 Read the rest of the story here.

 

2. Digitization to drive Thai economy, AWS chief says

 Thailand’s future economic growth will be driven by digitization that enables new products and services in various sectors, according to Nick Walton, who heads Amazon Web Services (AWS) in Asean.

Digitization will play a big role in the government’s “Thailand 4.0” modernization programme, said Walton, adding that it would help turbo-charge the growth of new entrepreneurs and innovation here.For example, Toyota Tsusho (Thailand) has used AWS’s cloud-based computing facilities to help develop a traffic-flow management system that allows faster and more efficient movement of vehicles.

Mark Rachelski, chief architect of aCommerce, said the firm had taken advantage of AWS’s cloud-based services to grow its business in Thailand, Indonesia, the Philippines and Singapore.

Read the rest of the story here.

 

3. Recommended Reading: Inside WeChat’s micro shops

WeChat also hosts an unofficial market called weishang or ‘micro-shops.’ Run through personal WeChat accounts, micro-shops are unregulated sales channels that sell anything from fake Louis Vuitton bags to homemade cakes – to even guns.

“Buying, shipping, taking photos, customer service – I do it all,” Wang Meng, a micro-shop owner in Australia, tells Tech in Asia. “I respond on WeChat everyday – I don’t have a set time. If I’m not posting on my [newsfeed], I’m on vacation.”

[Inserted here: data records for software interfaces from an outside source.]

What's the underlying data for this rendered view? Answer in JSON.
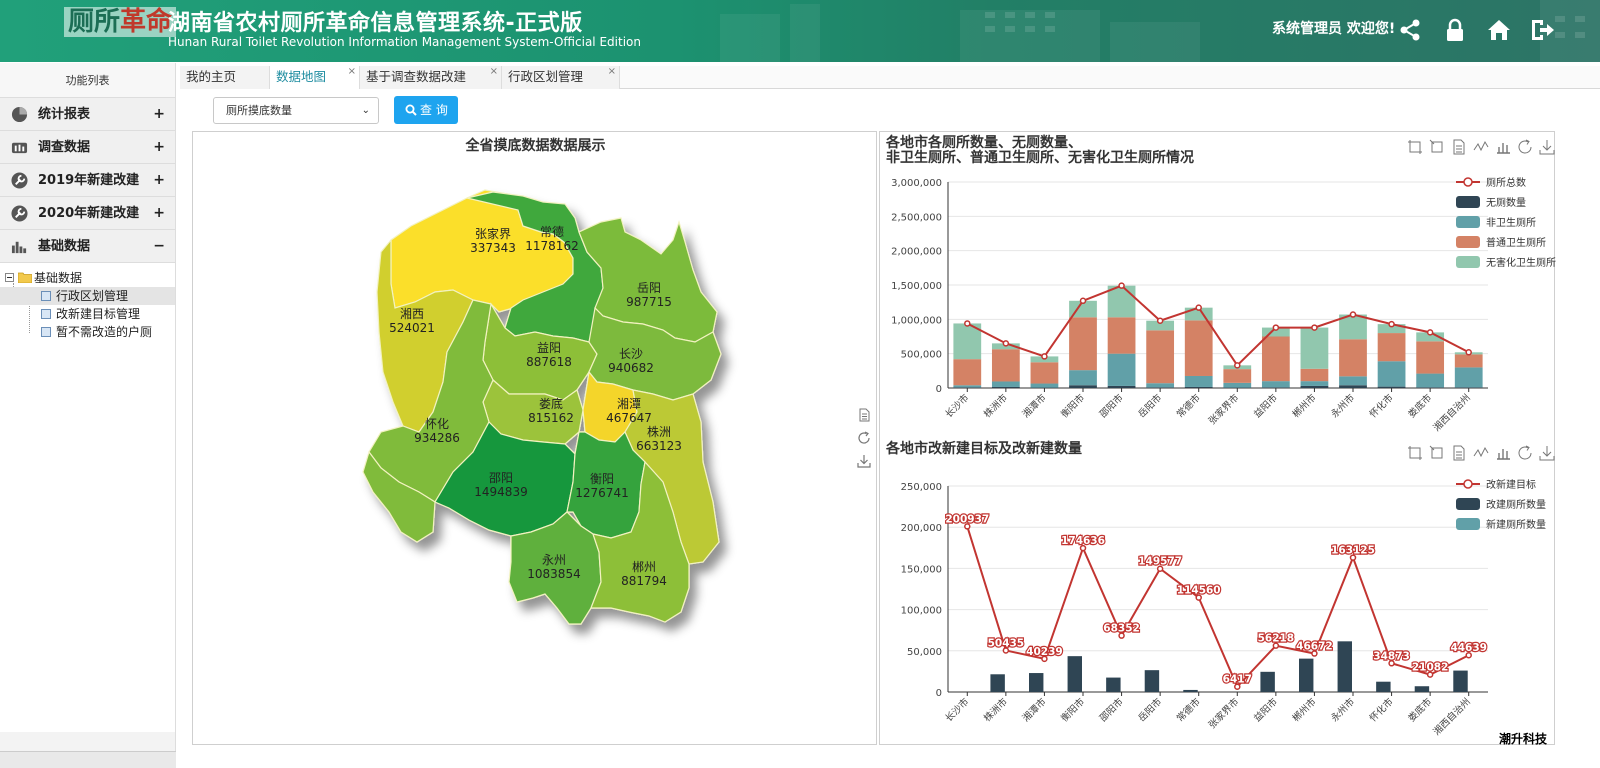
{
  "header": {
    "logo": {
      "part1": "厕所",
      "part2": "革命"
    },
    "title": "湖南省农村厕所革命信息管理系统-正式版",
    "subtitle": "Hunan Rural Toilet Revolution Information Management System-Official Edition",
    "welcome": "系统管理员 欢迎您!",
    "icons": [
      "share-icon",
      "lock-icon",
      "home-icon",
      "logout-icon"
    ]
  },
  "sidebar": {
    "title": "功能列表",
    "menu": [
      {
        "label": "统计报表",
        "icon": "pie-chart-icon",
        "sign": "+"
      },
      {
        "label": "调查数据",
        "icon": "bars-icon",
        "sign": "+"
      },
      {
        "label": "2019年新建改建",
        "icon": "wrench-icon",
        "sign": "+"
      },
      {
        "label": "2020年新建改建",
        "icon": "wrench-icon",
        "sign": "+"
      },
      {
        "label": "基础数据",
        "icon": "bar-chart-icon",
        "sign": "−"
      }
    ],
    "tree": {
      "root": "基础数据",
      "children": [
        "行政区划管理",
        "改新建目标管理",
        "暂不需改造的户厕"
      ]
    }
  },
  "tabs": [
    {
      "label": "我的主页"
    },
    {
      "label": "数据地图"
    },
    {
      "label": "基于调查数据改建"
    },
    {
      "label": "行政区划管理"
    }
  ],
  "toolbar": {
    "select_value": "厕所摸底数量",
    "query_label": "查 询"
  },
  "map": {
    "title": "全省摸底数据数据展示",
    "regions": [
      {
        "name": "张家界",
        "value": "337343",
        "color": "#fbdf2a"
      },
      {
        "name": "常德",
        "value": "1178162",
        "color": "#41a83c"
      },
      {
        "name": "岳阳",
        "value": "987715",
        "color": "#7cbb3b"
      },
      {
        "name": "湘西",
        "value": "524021",
        "color": "#d1cf2e"
      },
      {
        "name": "益阳",
        "value": "887618",
        "color": "#8dbf39"
      },
      {
        "name": "长沙",
        "value": "940682",
        "color": "#7dba3d"
      },
      {
        "name": "娄底",
        "value": "815162",
        "color": "#9cc33a"
      },
      {
        "name": "湘潭",
        "value": "467647",
        "color": "#f4d52a"
      },
      {
        "name": "怀化",
        "value": "934286",
        "color": "#80bb3b"
      },
      {
        "name": "株洲",
        "value": "663123",
        "color": "#bcc934"
      },
      {
        "name": "邵阳",
        "value": "1494839",
        "color": "#17973c"
      },
      {
        "name": "衡阳",
        "value": "1276741",
        "color": "#34a33d"
      },
      {
        "name": "永州",
        "value": "1083854",
        "color": "#5fb03c"
      },
      {
        "name": "郴州",
        "value": "881794",
        "color": "#8dbf39"
      }
    ]
  },
  "chart1_title_line1": "各地市各厕所数量、无厕数量、",
  "chart1_title_line2": "非卫生厕所、普通卫生厕所、无害化卫生厕所情况",
  "chart2_title": "各地市改新建目标及改新建数量",
  "colors": {
    "dark": "#2f4554",
    "teal": "#61a0a8",
    "orange": "#d48265",
    "mint": "#91c7ae",
    "red": "#c23531"
  },
  "chart_data": [
    {
      "type": "bar",
      "stacked": true,
      "title": "各地市各厕所数量、无厕数量、非卫生厕所、普通卫生厕所、无害化卫生厕所情况",
      "categories": [
        "长沙市",
        "株洲市",
        "湘潭市",
        "衡阳市",
        "邵阳市",
        "岳阳市",
        "常德市",
        "张家界市",
        "益阳市",
        "郴州市",
        "永州市",
        "怀化市",
        "娄底市",
        "湘西自治州"
      ],
      "yticks": [
        "0",
        "500,000",
        "1,000,000",
        "1,500,000",
        "2,000,000",
        "2,500,000",
        "3,000,000"
      ],
      "ylim": [
        0,
        3000000
      ],
      "legend_position": "top-right",
      "series": [
        {
          "name": "厕所总数",
          "kind": "line",
          "color": "#c23531",
          "values": [
            940000,
            650000,
            460000,
            1270000,
            1490000,
            980000,
            1170000,
            330000,
            880000,
            880000,
            1070000,
            930000,
            810000,
            520000
          ]
        },
        {
          "name": "无厕数量",
          "kind": "bar",
          "color": "#2f4554",
          "values": [
            10000,
            15000,
            5000,
            40000,
            30000,
            10000,
            15000,
            5000,
            10000,
            30000,
            40000,
            20000,
            10000,
            10000
          ]
        },
        {
          "name": "非卫生厕所",
          "kind": "bar",
          "color": "#61a0a8",
          "values": [
            30000,
            80000,
            60000,
            220000,
            470000,
            60000,
            160000,
            70000,
            90000,
            70000,
            130000,
            370000,
            200000,
            290000
          ]
        },
        {
          "name": "普通卫生厕所",
          "kind": "bar",
          "color": "#d48265",
          "values": [
            380000,
            470000,
            310000,
            770000,
            530000,
            770000,
            810000,
            200000,
            650000,
            180000,
            540000,
            410000,
            470000,
            190000
          ]
        },
        {
          "name": "无害化卫生厕所",
          "kind": "bar",
          "color": "#91c7ae",
          "values": [
            520000,
            85000,
            85000,
            240000,
            460000,
            140000,
            185000,
            55000,
            130000,
            600000,
            360000,
            130000,
            130000,
            30000
          ]
        }
      ]
    },
    {
      "type": "bar",
      "title": "各地市改新建目标及改新建数量",
      "categories": [
        "长沙市",
        "株洲市",
        "湘潭市",
        "衡阳市",
        "邵阳市",
        "岳阳市",
        "常德市",
        "张家界市",
        "益阳市",
        "郴州市",
        "永州市",
        "怀化市",
        "娄底市",
        "湘西自治州"
      ],
      "yticks": [
        "0",
        "50,000",
        "100,000",
        "150,000",
        "200,000",
        "250,000"
      ],
      "ylim": [
        0,
        250000
      ],
      "legend_position": "top-right",
      "series": [
        {
          "name": "改新建目标",
          "kind": "line",
          "color": "#c23531",
          "values": [
            200937,
            50435,
            40239,
            174636,
            68352,
            149577,
            114560,
            6417,
            56218,
            46672,
            163125,
            34873,
            21082,
            44639
          ],
          "labels": [
            "200937",
            "50435",
            "40239",
            "174636",
            "68352",
            "149577",
            "114560",
            "6417",
            "56218",
            "46672",
            "163125",
            "34873",
            "21082",
            "44639"
          ]
        },
        {
          "name": "改建厕所数量",
          "kind": "bar",
          "color": "#2f4554",
          "values": [
            0,
            21500,
            23000,
            43500,
            17500,
            26500,
            2500,
            0,
            24500,
            40500,
            61500,
            12500,
            7000,
            26000
          ]
        },
        {
          "name": "新建厕所数量",
          "kind": "bar",
          "color": "#61a0a8",
          "values": [
            0,
            0,
            0,
            0,
            0,
            0,
            0,
            0,
            0,
            0,
            0,
            0,
            0,
            0
          ]
        }
      ]
    }
  ],
  "watermark": "潮升科技"
}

WeChat is unique. Not only does it come with built-in infrastructure for payments, blogging, and social networking – lending itself to entrepreneurial endeavors of all kinds – but it’s also an incredibly closed network. It’s designed to buffer you from strangers.

Unlike Facebook, there’s no friend recommendation feature in WeChat. You can’t see who your contacts are friends with, nor can you view comments or likes from users you’re not connected to – even if they’re just one degree away. If you want to add someone’s contact, you have to know their ID, scan their QR code, or be in the same chat group.

Read the rest of the story here.

Christian Dior has become the first luxury brand to sell top-end bags on WeChat, the most popular messaging and social network in China, offering its iconic Lady Dior bag on the platform, reports China Daily.

On Monday, the designer brand posted its limited edition small Lady Dior for the upcoming Qixi, or Chinese Valentine’s Day, which falls on Aug 9 this year. The bag sold out online on Tuesday. Dior offered a completely customizable shopping experience through the app.

For this limited edition, consumers can drag the online pictures of the decorations they want to the bag, tailor-making them to the needs. Buyers can directly purchase and pay through WeChat.

Since luxury brands can find their target consumers by WeChat’s big data, the largest social network in China, it’s easier for them to advertise and sell products through chat.

“Many brands are operating under pressure, and they would like to open the market through ecommerce platforms,” said Lu Zhenwang,CEO of Shanghai based Wanqing Consultancy.

“Even if sales were slow, brands could achieve results through marketing and branding,” Zhenwang adds.

Some other brands, including Cartier, International Watch Company, Montblanc and Longchamp, have already launched their online sales platforms on WeChat, and provided some special services and discounts.

According to China Luxury Forecast by global PR firm Ruder Finn Inc, 36% of respondents in China said they would like to buy luxury products online, rising 24% the previous year.

Dior needs to step up its sales and marketing outreach as it is under global pressure. In the first half of this year, the fashion house announced that its net profits fell 30.2% to $82.8 million.

A version of this appeared in China Daily on Aug 3.  Read the full version here.